**ASSIGNED TASK:** In the records, each line holding "hard" must be reported.
* * * * * * *
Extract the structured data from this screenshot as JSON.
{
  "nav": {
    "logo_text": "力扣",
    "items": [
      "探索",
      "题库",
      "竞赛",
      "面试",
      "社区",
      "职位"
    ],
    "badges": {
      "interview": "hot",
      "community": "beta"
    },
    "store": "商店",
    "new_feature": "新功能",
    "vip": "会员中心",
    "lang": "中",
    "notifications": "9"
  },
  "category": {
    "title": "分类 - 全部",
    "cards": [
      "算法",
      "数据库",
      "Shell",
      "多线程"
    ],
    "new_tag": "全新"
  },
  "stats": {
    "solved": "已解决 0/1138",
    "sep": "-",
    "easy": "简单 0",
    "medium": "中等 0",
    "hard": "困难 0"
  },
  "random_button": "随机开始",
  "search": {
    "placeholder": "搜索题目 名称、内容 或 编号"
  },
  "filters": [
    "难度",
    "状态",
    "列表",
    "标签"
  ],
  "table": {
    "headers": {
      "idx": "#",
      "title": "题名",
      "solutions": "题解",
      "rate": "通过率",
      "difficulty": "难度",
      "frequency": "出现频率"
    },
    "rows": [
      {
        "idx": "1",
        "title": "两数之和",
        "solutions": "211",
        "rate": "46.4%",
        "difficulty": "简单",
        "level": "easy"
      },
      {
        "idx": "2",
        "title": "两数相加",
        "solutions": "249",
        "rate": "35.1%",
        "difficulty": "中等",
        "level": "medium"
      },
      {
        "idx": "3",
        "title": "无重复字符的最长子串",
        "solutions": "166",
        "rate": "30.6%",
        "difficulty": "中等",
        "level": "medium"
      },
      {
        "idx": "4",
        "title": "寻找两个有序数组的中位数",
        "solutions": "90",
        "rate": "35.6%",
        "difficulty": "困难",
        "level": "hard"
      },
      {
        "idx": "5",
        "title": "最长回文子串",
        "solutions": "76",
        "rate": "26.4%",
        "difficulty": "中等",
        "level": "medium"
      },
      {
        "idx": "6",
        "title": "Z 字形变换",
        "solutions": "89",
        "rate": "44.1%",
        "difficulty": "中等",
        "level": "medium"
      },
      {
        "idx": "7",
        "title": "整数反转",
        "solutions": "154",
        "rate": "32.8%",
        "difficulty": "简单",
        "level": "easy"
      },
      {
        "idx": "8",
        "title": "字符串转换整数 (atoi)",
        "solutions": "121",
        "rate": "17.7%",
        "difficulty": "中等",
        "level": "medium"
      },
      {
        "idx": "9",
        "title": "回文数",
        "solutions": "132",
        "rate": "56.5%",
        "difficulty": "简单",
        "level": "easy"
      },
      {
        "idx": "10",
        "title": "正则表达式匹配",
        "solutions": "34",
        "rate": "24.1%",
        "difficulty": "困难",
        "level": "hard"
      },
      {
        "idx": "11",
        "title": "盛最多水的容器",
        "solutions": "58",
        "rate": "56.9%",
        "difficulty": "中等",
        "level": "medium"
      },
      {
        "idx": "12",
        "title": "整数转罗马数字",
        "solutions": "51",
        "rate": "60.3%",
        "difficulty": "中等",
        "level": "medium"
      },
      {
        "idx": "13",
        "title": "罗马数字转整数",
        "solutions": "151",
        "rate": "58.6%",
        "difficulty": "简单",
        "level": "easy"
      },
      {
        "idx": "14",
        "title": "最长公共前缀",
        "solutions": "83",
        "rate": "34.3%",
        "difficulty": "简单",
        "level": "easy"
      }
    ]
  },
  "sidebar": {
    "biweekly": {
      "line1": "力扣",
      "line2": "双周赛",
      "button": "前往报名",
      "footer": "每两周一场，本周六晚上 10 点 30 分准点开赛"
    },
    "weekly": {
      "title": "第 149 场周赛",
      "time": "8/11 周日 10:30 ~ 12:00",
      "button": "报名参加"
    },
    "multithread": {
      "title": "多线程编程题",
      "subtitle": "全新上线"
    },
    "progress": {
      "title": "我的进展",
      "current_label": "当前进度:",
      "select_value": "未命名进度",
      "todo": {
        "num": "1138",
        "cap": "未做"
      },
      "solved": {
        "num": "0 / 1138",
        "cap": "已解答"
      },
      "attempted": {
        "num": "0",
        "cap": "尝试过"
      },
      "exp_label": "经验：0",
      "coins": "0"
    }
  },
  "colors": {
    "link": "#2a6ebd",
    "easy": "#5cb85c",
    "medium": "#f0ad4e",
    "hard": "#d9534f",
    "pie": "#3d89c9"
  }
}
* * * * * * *
**TASK SOLUTION:**
    "hard": "困难 0"
        "level": "hard"
        "level": "hard"
    "hard": "#d9534f",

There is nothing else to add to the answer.